What sets us apart from animals is not the pursuit of happiness, but the pursuit of meaning, which is unique to humans. In the words of Martin E. P. Seligman, one of the leading psychological scientists alive today, in the meaningful life “you use your highest strengths and talents to belong to and serve something you believe is larger than the self.” Having more meaning in one’s life was associated with activities like buying presents for others and taking care of kids. People whose lives have high levels of meaning often seek meaning out even when they know it will come at the expense of their own happiness.
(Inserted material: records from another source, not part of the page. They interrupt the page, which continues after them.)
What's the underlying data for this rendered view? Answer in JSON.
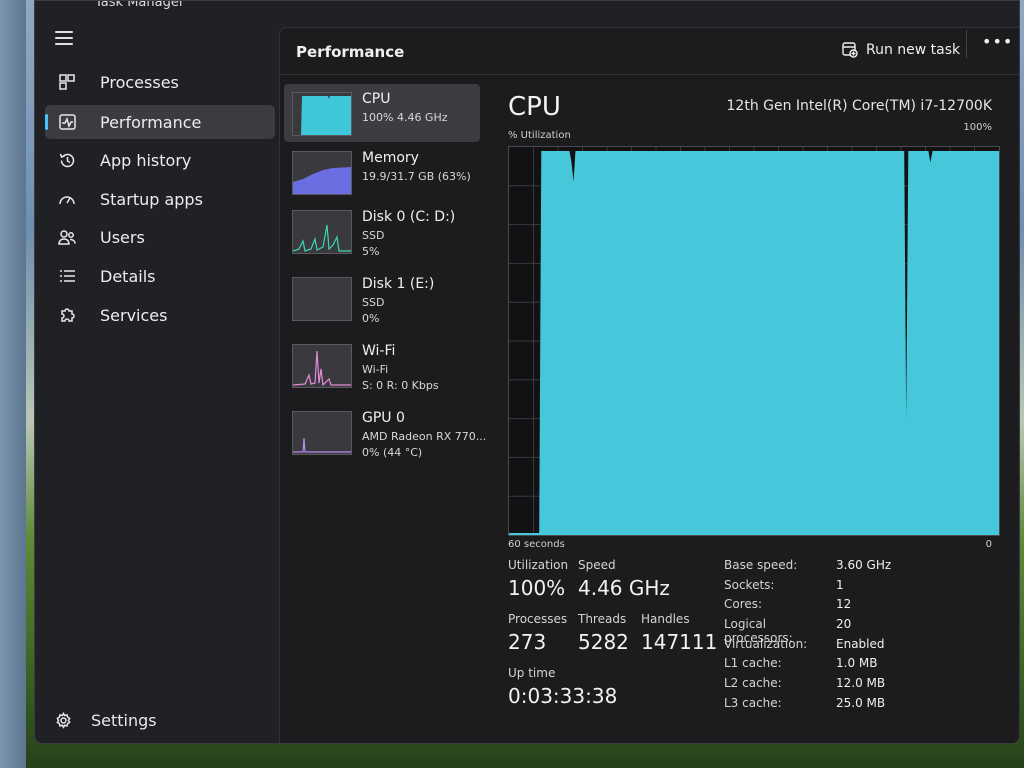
{
  "window": {
    "title": "Task Manager"
  },
  "nav": {
    "items": [
      {
        "label": "Processes",
        "icon": "processes-grid-icon"
      },
      {
        "label": "Performance",
        "icon": "performance-pulse-icon",
        "active": true
      },
      {
        "label": "App history",
        "icon": "history-clock-icon"
      },
      {
        "label": "Startup apps",
        "icon": "startup-gauge-icon"
      },
      {
        "label": "Users",
        "icon": "users-icon"
      },
      {
        "label": "Details",
        "icon": "details-list-icon"
      },
      {
        "label": "Services",
        "icon": "services-puzzle-icon"
      }
    ],
    "settings_label": "Settings"
  },
  "header": {
    "title": "Performance",
    "run_new_task": "Run new task",
    "more": "•••"
  },
  "devices": [
    {
      "name": "CPU",
      "line1": "100%  4.46 GHz",
      "line2": "",
      "color": "#3ec7d9",
      "active": true
    },
    {
      "name": "Memory",
      "line1": "19.9/31.7 GB (63%)",
      "line2": "",
      "color": "#6a6ee0"
    },
    {
      "name": "Disk 0 (C: D:)",
      "line1": "SSD",
      "line2": "5%",
      "color": "#3cd6b4"
    },
    {
      "name": "Disk 1 (E:)",
      "line1": "SSD",
      "line2": "0%",
      "color": "#3cd6b4"
    },
    {
      "name": "Wi-Fi",
      "line1": "Wi-Fi",
      "line2": "S: 0  R: 0 Kbps",
      "color": "#e58ad9"
    },
    {
      "name": "GPU 0",
      "line1": "AMD Radeon RX 770...",
      "line2": "0%  (44 °C)",
      "color": "#b48be8"
    }
  ],
  "detail": {
    "title": "CPU",
    "model": "12th Gen Intel(R) Core(TM) i7-12700K",
    "util_label": "% Utilization",
    "max_label": "100%",
    "time_label": "60 seconds",
    "zero_label": "0",
    "graph_color": "#46c8da",
    "utilization_history_pct": [
      0,
      0,
      0,
      0,
      0,
      0,
      0,
      0,
      0,
      0,
      0,
      0,
      0,
      0,
      0,
      0,
      100,
      100,
      100,
      100,
      100,
      100,
      100,
      100,
      100,
      100,
      100,
      100,
      100,
      100,
      100,
      97,
      92,
      100,
      100,
      100,
      100,
      100,
      100,
      100,
      100,
      100,
      100,
      100,
      100,
      100,
      100,
      100,
      100,
      100,
      100,
      100,
      100,
      100,
      100,
      100,
      100,
      100,
      100,
      100,
      100,
      100,
      100,
      100,
      100,
      100,
      100,
      100,
      100,
      100,
      100,
      100,
      100,
      100,
      100,
      100,
      100,
      100,
      100,
      100,
      100,
      100,
      100,
      100,
      100,
      100,
      100,
      100,
      100,
      100,
      100,
      100,
      100,
      100,
      100,
      100,
      100,
      100,
      100,
      100,
      100,
      100,
      100,
      100,
      100,
      100,
      100,
      100,
      100,
      100,
      100,
      100,
      100,
      100,
      100,
      100,
      100,
      100,
      100,
      100,
      100,
      100,
      100,
      100,
      100,
      100,
      100,
      100,
      100,
      100,
      100,
      100,
      100,
      100,
      100,
      100,
      100,
      100,
      100,
      100,
      100,
      100,
      100,
      100,
      100,
      100,
      100,
      100,
      100,
      100,
      100,
      100,
      100,
      100,
      100,
      100,
      100,
      100,
      100,
      100,
      100,
      100,
      100,
      100,
      100,
      100,
      100,
      100,
      100,
      100,
      100,
      100,
      100,
      100,
      100,
      100,
      100,
      100,
      100,
      100,
      100,
      100,
      100,
      100,
      100,
      100,
      100,
      100,
      100,
      100,
      100,
      100,
      100,
      100,
      100,
      100,
      100,
      30,
      100,
      100,
      100,
      100,
      100,
      100,
      100,
      100,
      100,
      100,
      100,
      97,
      100,
      100,
      100,
      100,
      100,
      100,
      100,
      100,
      100,
      100,
      100,
      100,
      100,
      100,
      100,
      100,
      100,
      100,
      100,
      100,
      100,
      100,
      100,
      100,
      100,
      100,
      100,
      100,
      100,
      100,
      100,
      100,
      100,
      100
    ],
    "stats": {
      "utilization": {
        "label": "Utilization",
        "value": "100%"
      },
      "speed": {
        "label": "Speed",
        "value": "4.46 GHz"
      },
      "processes": {
        "label": "Processes",
        "value": "273"
      },
      "threads": {
        "label": "Threads",
        "value": "5282"
      },
      "handles": {
        "label": "Handles",
        "value": "147111"
      },
      "uptime": {
        "label": "Up time",
        "value": "0:03:33:38"
      }
    },
    "specs": [
      {
        "key": "Base speed:",
        "value": "3.60 GHz"
      },
      {
        "key": "Sockets:",
        "value": "1"
      },
      {
        "key": "Cores:",
        "value": "12"
      },
      {
        "key": "Logical processors:",
        "value": "20"
      },
      {
        "key": "Virtualization:",
        "value": "Enabled"
      },
      {
        "key": "L1 cache:",
        "value": "1.0 MB"
      },
      {
        "key": "L2 cache:",
        "value": "12.0 MB"
      },
      {
        "key": "L3 cache:",
        "value": "25.0 MB"
      }
    ]
  }
}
In fact, according to Harvard psychologist Daniel Gilbert, research shows that parents are less happy interacting with their children than they are exercising, eating, and watching television. Say what? And we wonder why our children are turning out the way they are. How they are turning away from the church, how they are living for themselves, how they are living to be happy. They learned it from us, the parents.
“Partly what we do as human beings is to take care of others and contribute to others. This makes life meaningful but it does not necessarily make us happy,” Baumeister said in an interview.
While happiness is an emotion felt in the here and now, it ultimately fades away, just as all emotions do. The amount of time people report feeling good or bad correlates with happiness but not at all with meaning. Meaning, on the other hand, is enduring. Having negative events happen to you, the study found, decreases your happiness but increases the amount of meaning you have in life. Another study from 2011 confirmed this, finding that people who have meaning in their lives, in the form of a clearly defined purpose, rate their satisfaction with life higher even when they were feeling bad than those who did not have a clearly defined purpose. In his book Man’s Search For Meaning Viktor Frankl wrote “If there is meaning in life at all then there must be meaning in suffering.”
“The more one forgets himself — by giving himself to a cause to serve or another person to love — the more human he is.”
Sounds like something I have read in the Bible that has been teaching us about life for a couple thousand years.
All About Me by New Medicine –
It Ain’t Easy by Ratt –
#Selfie by The Chainsmokers –
All About Me by Drowning Pool –
I Wanna Talk About Me by Toby Keith –
Selfless by New Found Glory –
Face It by NF
The Day, The Week, The Weather by Firehouse –
Selfish by Gemstones feat Precious –
Broken Bones by Rev Theory –
If I’m Guilty by Aaron and Amanda Crabb –
I’m So Sick by Flyleaf –
I Hate Hate by About A Mile –
Death of Me by Andy Mineo –